EXCERPTED RECORDS Start Marker

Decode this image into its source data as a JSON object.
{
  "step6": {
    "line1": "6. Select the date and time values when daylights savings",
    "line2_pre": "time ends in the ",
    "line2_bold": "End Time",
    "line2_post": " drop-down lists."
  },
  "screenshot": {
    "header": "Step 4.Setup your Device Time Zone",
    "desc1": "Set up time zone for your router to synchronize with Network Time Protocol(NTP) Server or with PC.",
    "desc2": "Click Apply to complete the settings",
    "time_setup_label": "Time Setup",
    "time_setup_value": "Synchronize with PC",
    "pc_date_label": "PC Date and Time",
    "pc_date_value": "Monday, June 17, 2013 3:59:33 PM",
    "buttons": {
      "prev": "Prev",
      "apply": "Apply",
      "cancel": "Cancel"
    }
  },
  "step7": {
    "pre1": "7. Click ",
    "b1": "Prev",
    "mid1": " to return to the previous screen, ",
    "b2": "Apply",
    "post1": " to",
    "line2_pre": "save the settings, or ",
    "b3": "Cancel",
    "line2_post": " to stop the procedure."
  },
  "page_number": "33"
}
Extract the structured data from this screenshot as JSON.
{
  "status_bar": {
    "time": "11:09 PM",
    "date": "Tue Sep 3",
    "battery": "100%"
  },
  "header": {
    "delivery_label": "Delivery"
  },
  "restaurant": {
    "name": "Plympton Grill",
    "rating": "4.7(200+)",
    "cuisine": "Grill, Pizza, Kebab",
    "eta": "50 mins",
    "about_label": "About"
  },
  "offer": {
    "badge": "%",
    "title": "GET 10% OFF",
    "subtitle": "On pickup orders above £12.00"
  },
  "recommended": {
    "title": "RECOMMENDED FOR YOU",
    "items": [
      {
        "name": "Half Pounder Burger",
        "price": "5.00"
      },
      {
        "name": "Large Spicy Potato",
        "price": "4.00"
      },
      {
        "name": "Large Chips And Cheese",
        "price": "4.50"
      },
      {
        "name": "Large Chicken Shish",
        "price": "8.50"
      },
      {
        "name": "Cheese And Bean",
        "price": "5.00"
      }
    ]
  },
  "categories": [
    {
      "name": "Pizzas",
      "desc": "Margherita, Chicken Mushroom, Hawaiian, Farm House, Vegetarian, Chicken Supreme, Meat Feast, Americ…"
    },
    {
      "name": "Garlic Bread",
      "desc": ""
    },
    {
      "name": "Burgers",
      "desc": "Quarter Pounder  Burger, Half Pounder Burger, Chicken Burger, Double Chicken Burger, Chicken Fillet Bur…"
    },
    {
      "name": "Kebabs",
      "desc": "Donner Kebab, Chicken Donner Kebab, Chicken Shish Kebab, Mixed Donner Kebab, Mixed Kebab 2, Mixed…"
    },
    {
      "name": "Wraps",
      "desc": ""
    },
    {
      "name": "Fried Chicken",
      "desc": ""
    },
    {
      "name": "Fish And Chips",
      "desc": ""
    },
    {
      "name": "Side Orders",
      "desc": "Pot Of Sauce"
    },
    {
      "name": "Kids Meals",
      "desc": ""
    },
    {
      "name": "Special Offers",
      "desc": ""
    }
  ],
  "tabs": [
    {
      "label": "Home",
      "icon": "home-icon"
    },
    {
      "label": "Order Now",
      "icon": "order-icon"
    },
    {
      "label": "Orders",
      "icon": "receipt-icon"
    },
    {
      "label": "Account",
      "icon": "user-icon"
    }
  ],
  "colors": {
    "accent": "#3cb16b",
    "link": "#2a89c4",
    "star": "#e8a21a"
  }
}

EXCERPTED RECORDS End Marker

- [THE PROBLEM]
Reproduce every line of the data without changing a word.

- [SOLUTION TO THE PROBLEM]
Decode this image into its source data as a JSON object.
{
  "step6": {
    "line1": "6. Select the date and time values when daylights savings",
    "line2_pre": "time ends in the ",
    "line2_bold": "End Time",
    "line2_post": " drop-down lists."
  },
  "screenshot": {
    "header": "Step 4.Setup your Device Time Zone",
    "desc1": "Set up time zone for your router to synchronize with Network Time Protocol(NTP) Server or with PC.",
    "desc2": "Click Apply to complete the settings",
    "time_setup_label": "Time Setup",
    "time_setup_value": "Synchronize with PC",
    "pc_date_label": "PC Date and Time",
    "pc_date_value": "Monday, June 17, 2013 3:59:33 PM",
    "buttons": {
      "prev": "Prev",
      "apply": "Apply",
      "cancel": "Cancel"
    }
  },
  "step7": {
    "pre1": "7. Click ",
    "b1": "Prev",
    "mid1": " to return to the previous screen, ",
    "b2": "Apply",
    "post1": " to",
    "line2_pre": "save the settings, or ",
    "b3": "Cancel",
    "line2_post": " to stop the procedure."
  },
  "page_number": "33"
}
Extract the structured data from this screenshot as JSON.
{
  "status_bar": {
    "time": "11:09 PM",
    "date": "Tue Sep 3",
    "battery": "100%"
  },
  "header": {
    "delivery_label": "Delivery"
  },
  "restaurant": {
    "name": "Plympton Grill",
    "rating": "4.7(200+)",
    "cuisine": "Grill, Pizza, Kebab",
    "eta": "50 mins",
    "about_label": "About"
  },
  "offer": {
    "badge": "%",
    "title": "GET 10% OFF",
    "subtitle": "On pickup orders above £12.00"
  },
  "recommended": {
    "title": "RECOMMENDED FOR YOU",
    "items": [
      {
        "name": "Half Pounder Burger",
        "price": "5.00"
      },
      {
        "name": "Large Spicy Potato",
        "price": "4.00"
      },
      {
        "name": "Large Chips And Cheese",
        "price": "4.50"
      },
      {
        "name": "Large Chicken Shish",
        "price": "8.50"
      },
      {
        "name": "Cheese And Bean",
        "price": "5.00"
      }
    ]
  },
  "categories": [
    {
      "name": "Pizzas",
      "desc": "Margherita, Chicken Mushroom, Hawaiian, Farm House, Vegetarian, Chicken Supreme, Meat Feast, Americ…"
    },
    {
      "name": "Garlic Bread",
      "desc": ""
    },
    {
      "name": "Burgers",
      "desc": "Quarter Pounder  Burger, Half Pounder Burger, Chicken Burger, Double Chicken Burger, Chicken Fillet Bur…"
    },
    {
      "name": "Kebabs",
      "desc": "Donner Kebab, Chicken Donner Kebab, Chicken Shish Kebab, Mixed Donner Kebab, Mixed Kebab 2, Mixed…"
    },
    {
      "name": "Wraps",
      "desc": ""
    },
    {
      "name": "Fried Chicken",
      "desc": ""
    },
    {
      "name": "Fish And Chips",
      "desc": ""
    },
    {
      "name": "Side Orders",
      "desc": "Pot Of Sauce"
    },
    {
      "name": "Kids Meals",
      "desc": ""
    },
    {
      "name": "Special Offers",
      "desc": ""
    }
  ],
  "tabs": [
    {
      "label": "Home",
      "icon": "home-icon"
    },
    {
      "label": "Order Now",
      "icon": "order-icon"
    },
    {
      "label": "Orders",
      "icon": "receipt-icon"
    },
    {
      "label": "Account",
      "icon": "user-icon"
    }
  ],
  "colors": {
    "accent": "#3cb16b",
    "link": "#2a89c4",
    "star": "#e8a21a"
  }
}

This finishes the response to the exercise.